Year: 1961 Director: Mia Hanson-Love
Films about clubbing. If great films about making music are in short supply, great films about clubbing are even shorter. John Simm gurning in Human Traffic, Kevin and Perry gurning in ibiza, Paul Kaye…in fact British films about clubbing generally just involve a lot of gurning. There’s no gurning in Eden. As befits a French film about clubbing the whole look of the film is immaculate, from the first scene in an early nineties rave deep in a forest, to the very-well dressed writers group at the end. Eden, a French film by director Mia Hanson-Love, takes an unpromising musical subject: the French garage scene of the 90s that gave birth to Daft Punk, and spins a tale that’s IMHO one of most successful films about music.
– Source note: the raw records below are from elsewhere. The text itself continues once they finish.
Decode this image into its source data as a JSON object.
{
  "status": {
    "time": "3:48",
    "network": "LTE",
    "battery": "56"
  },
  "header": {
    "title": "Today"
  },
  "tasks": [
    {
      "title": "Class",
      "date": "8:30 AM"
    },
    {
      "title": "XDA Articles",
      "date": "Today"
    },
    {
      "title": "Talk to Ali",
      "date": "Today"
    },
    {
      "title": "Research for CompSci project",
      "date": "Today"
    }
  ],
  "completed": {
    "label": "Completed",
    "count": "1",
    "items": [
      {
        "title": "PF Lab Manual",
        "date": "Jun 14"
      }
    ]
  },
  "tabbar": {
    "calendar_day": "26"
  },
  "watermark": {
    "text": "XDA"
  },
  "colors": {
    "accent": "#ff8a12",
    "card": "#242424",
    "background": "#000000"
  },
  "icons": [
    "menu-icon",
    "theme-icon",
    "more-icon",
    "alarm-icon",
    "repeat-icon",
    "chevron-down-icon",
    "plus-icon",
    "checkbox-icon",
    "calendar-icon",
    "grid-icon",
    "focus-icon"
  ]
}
It follows Paul, a Parisian dj and producer, over sixteen years from 18ish to 34. He gives up his studies to pursue an initially-successful career as a DJ, fuelled by a love of garage (and drugs, the film is not short on chopping out action). However, and this is much the most interesting part of the film, it’s not structured like a classic success story: the coming together/early » Continue Reading.